by Mark Timm, CEO Ziglar Family
Conflicts in family life are absolutely inevitable. And when those conflicts occur, you need to fight fair.
The truth is, I really don’t like the word “fight” when it comes to conflict with your family members. Yes, you will argue, and there will be strong disagreements from time to time.
But to me, the word fight implies that you are in some way trying to destroy an adversary, and surely that is not the case in a family situation. Or if it is, then I genuinely hope that you will not waste any time seeking professional intervention.
So when I say fight fair, what I’m really saying is that you need to be intentional about taking the high road. As Zig Ziglar used to say, “When you throw dirt at people, you’re not doing a thing but losing ground.”
Fighting fair means going into an argument with respect for this person you love and are going to have a relationship with for the long-haul, and with a spirit of looking for resolution, not vengeance.
So when those moments arrive, as they most definitely will, how do you go about fighting fair?
Here are 20 ways to help manage your family conflicts:
- Never belittle or demean the person with whom you are in conflict.
- Avoid rolling your eyes or making sarcastic facial expressions.
- Deal with issues, not personalities.
- Make no personal attacks. Criticize the problem, never the person.
- Respond, don’t react.
- Remember that anger is a valid emotion we all experience, and is neither right nor wrong in and of itself.
- Regardless of who’s at fault in a particular argument, don’t place the blame, but fix the cause.
- Discuss the matter at hand. Stick to the subject. Don’t store up a laundry list of grievances and pull them out to use as ammunition every time you have a disagreement.
- Don’t keep score.
- Speak honestly and clearly.
- Don’t use generalizations (you always or you never).
- Truly listen to what the other person is saying.
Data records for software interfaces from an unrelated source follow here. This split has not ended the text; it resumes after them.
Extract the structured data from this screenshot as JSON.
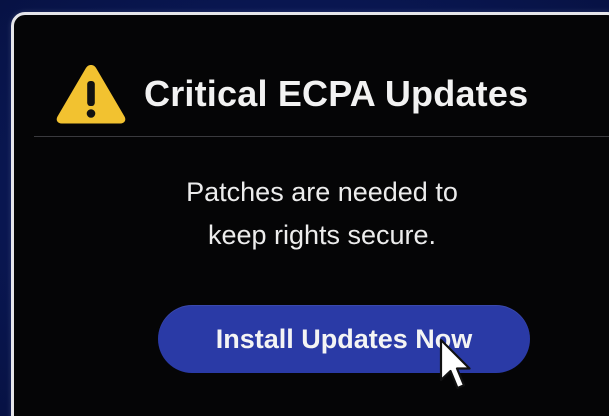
{
  "dialog": {
    "title": "Critical ECPA Updates",
    "message_line_1": "Patches are needed to",
    "message_line_2": "keep rights secure.",
    "install_button_label": "Install Updates Now"
  },
  "icons": {
    "warning": "warning-icon",
    "cursor": "mouse-pointer-icon"
  },
  "colors": {
    "background": "#0b1a5e",
    "dialog_background": "#050506",
    "dialog_border": "#e6e6ea",
    "warning_yellow": "#f2c230",
    "button": "#2a3aa6",
    "text": "#f2f2f2"
  }
}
You are not a mind reader, so don’t presume to know what he or she is thinking.
- Remember that your tone of voice is important. The angrier or more upset you become, the slower and lower you must speak. I love what David O. McKay said: “There should be no yelling in the home unless there is a fire!”
- Be aware of your body language. Keeping your arms open—not crossed— and your shoulders relaxed signals to your family member that you are receptive to what he or she is saying.
- Allow a cooling off period, but don’t walk away until you’ve agreed to a follow-up time.
- Don’t hit below the belt by using the other person’s weaknesses or sensitivities to hurt him or her.
- Don’t resort to name-calling.
- Recognize that nobody is perfect, and make sure that is not the standard you are expecting from your family members.
- Remember that your children are learning how to handle conflict by watching you. Be a good role model.
- Finally, when you have your conflicts, it’s so important that you forgive. There are almost never any cases where the either party is 100% right or wrong.
Zig Ziglar said,
Forgiveness in its purest form means being released form the effects of the wrong we have done. Forgiveness extends love when punishment or hostilities may be deserved. Forgiveness replaces rejection with acceptance and relinquishes the right to revenge. Above all, forgiveness chooses not to continue to bring up failures of the past.
Remember, the family you’re with right now is the family that you love and want to have as part of your life forever. So the next time you feel the heat rising and see that argument getting ready to boil over, remember that your objective is not to defeat an enemy, but to find common ground and move forward, together, toward your happily ever after.
Do you have any tips or suggestions to add to the list of ways to fight fair? Please share your thoughts with us in the comments below!